When you buy a new mattress, check to see what type of foundation or base it requires and make sure that you’re supporting it correctly. If you’re using your old bedframe, inspect it for damage before setting up your new mattress since an unsupportive frame means your mattress will sag prematurely, failing to support your body and leading to serious discomfort.
Use a mattress pad
Remember those nasty dust mites we talked about earlier? Get a dust-mite resistant mattress topper or pad to keep them from invading and you’ll sleep better, longer. A good mattress pad is a worthwhile investment for other reasons; for example, it can provide protection from body oils, sweat, pet hair, odors, and spills.
Here are a few more things to look for in a mattress pad:
- Waterproof or at least moisture-resistant
Like mattresses, mattress pads have come a long way. Some covers are suitable for integrating with smart homes and others are designed with unique comfort features. Be sure to wash your mattress pad regularly so that it stays fresh.
Rotate or turn your mattress regularly
While some mattresses are designed to be flipped completely over, others have only a single sleeping surface. Know which type you have and check the manufacturer’s recommendations for rotating or turning it. Most mattresses benefit from being rotated from top to bottom once every month to two months. Swapping head and foot positions gives the weight-bearing portions of your mattress a break and prevents the onset of sagging.
Clean your mattress periodically
Even when it’s protected by a cover, your mattress needs to be cleaned at least twice annually. Better yet, treat it to a thorough cleaning quarterly.
- Strip off all the bedding, including your mattress cover.
- Sprinkle the top of your mattress with baking soda and allow it to sit for at least 15 minutes.
- Use your vacuum’s upholstery attachment to vacuum the mattress; pay close attention to the seams.
- Replace bedding after it has been laundered.
Unfortunately, all mattresses deteriorate – even the most expensive ones. If you’re noticing signs of a bad mattress, do yourself a favor and start searching for a new one before things get even worse. Most mattresses are built to last an average of five to ten years, although some brands are guaranteed to provide comfort and support for longer periods.

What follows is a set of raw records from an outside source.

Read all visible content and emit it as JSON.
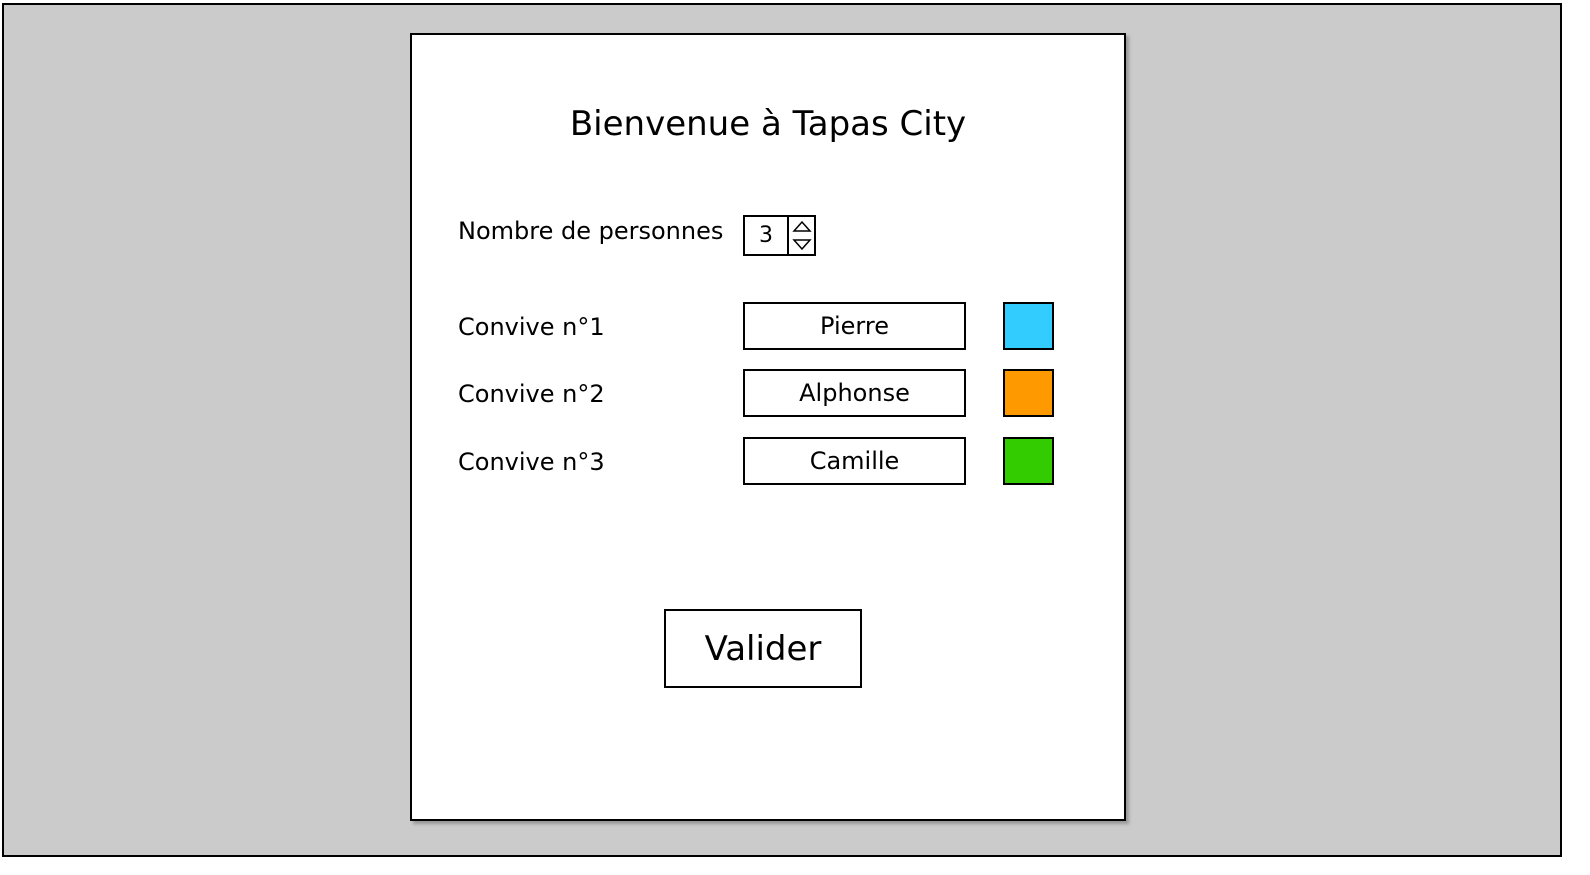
{
  "title": "Bienvenue à Tapas City",
  "person_count": {
    "label": "Nombre de personnes",
    "value": "3"
  },
  "guests": [
    {
      "label": "Convive n°1",
      "name": "Pierre",
      "color": "#33CCFF"
    },
    {
      "label": "Convive n°2",
      "name": "Alphonse",
      "color": "#FF9900"
    },
    {
      "label": "Convive n°3",
      "name": "Camille",
      "color": "#33CC00"
    }
  ],
  "submit_label": "Valider"
}
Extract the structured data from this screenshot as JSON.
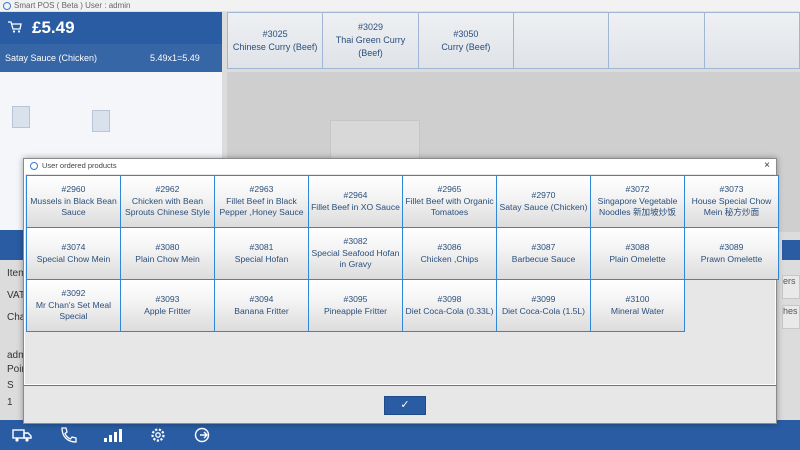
{
  "window": {
    "title": "Smart POS ( Beta )  User : admin"
  },
  "order": {
    "total": "£5.49",
    "line": {
      "name": "Satay Sauce (Chicken)",
      "price_qty": "5.49x1=5.49"
    }
  },
  "top_products": [
    {
      "number": "#3025",
      "name": "Chinese Curry (Beef)"
    },
    {
      "number": "#3029",
      "name": "Thai Green Curry (Beef)"
    },
    {
      "number": "#3050",
      "name": "Curry (Beef)"
    },
    {
      "number": "",
      "name": ""
    },
    {
      "number": "",
      "name": ""
    },
    {
      "number": "",
      "name": ""
    }
  ],
  "left_info": [
    "Item",
    "VAT",
    "Char",
    "adm",
    "Poin",
    "S",
    "1"
  ],
  "right_partial": [
    "ers",
    "hes"
  ],
  "dialog": {
    "title": "User ordered products",
    "close_glyph": "×",
    "ok_glyph": "✓",
    "products": [
      {
        "number": "#2960",
        "name": "Mussels in Black Bean Sauce"
      },
      {
        "number": "#2962",
        "name": "Chicken with Bean Sprouts Chinese Style"
      },
      {
        "number": "#2963",
        "name": "Fillet Beef in Black Pepper ,Honey Sauce"
      },
      {
        "number": "#2964",
        "name": "Fillet Beef in XO Sauce"
      },
      {
        "number": "#2965",
        "name": "Fillet Beef with Organic Tomatoes"
      },
      {
        "number": "#2970",
        "name": "Satay Sauce (Chicken)"
      },
      {
        "number": "#3072",
        "name": "Singapore Vegetable Noodles 新加坡炒饭"
      },
      {
        "number": "#3073",
        "name": "House Special Chow Mein 秘方炒面"
      },
      {
        "number": "#3074",
        "name": "Special Chow Mein"
      },
      {
        "number": "#3080",
        "name": "Plain Chow Mein"
      },
      {
        "number": "#3081",
        "name": "Special Hofan"
      },
      {
        "number": "#3082",
        "name": "Special Seafood Hofan in Gravy"
      },
      {
        "number": "#3086",
        "name": "Chicken ,Chips"
      },
      {
        "number": "#3087",
        "name": "Barbecue Sauce"
      },
      {
        "number": "#3088",
        "name": "Plain Omelette"
      },
      {
        "number": "#3089",
        "name": "Prawn Omelette"
      },
      {
        "number": "#3092",
        "name": "Mr Chan's Set Meal Special"
      },
      {
        "number": "#3093",
        "name": "Apple Fritter"
      },
      {
        "number": "#3094",
        "name": "Banana Fritter"
      },
      {
        "number": "#3095",
        "name": "Pineapple Fritter"
      },
      {
        "number": "#3098",
        "name": "Diet Coca-Cola (0.33L)"
      },
      {
        "number": "#3099",
        "name": "Diet Coca-Cola (1.5L)"
      },
      {
        "number": "#3100",
        "name": "Mineral Water"
      }
    ]
  },
  "toolbar_icons": [
    "delivery-truck-icon",
    "phone-icon",
    "chart-icon",
    "gear-icon",
    "logout-icon"
  ],
  "colors": {
    "accent": "#2a5ca3",
    "tile_border": "#2e88d6",
    "text": "#2a4f7c"
  }
}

The good news is that with proper care, your new mattress should serve you well for years to come – and now that you know the most common signs of a bad mattress, you’ll be able to start searching for the next mattress replacement before serious problems set in.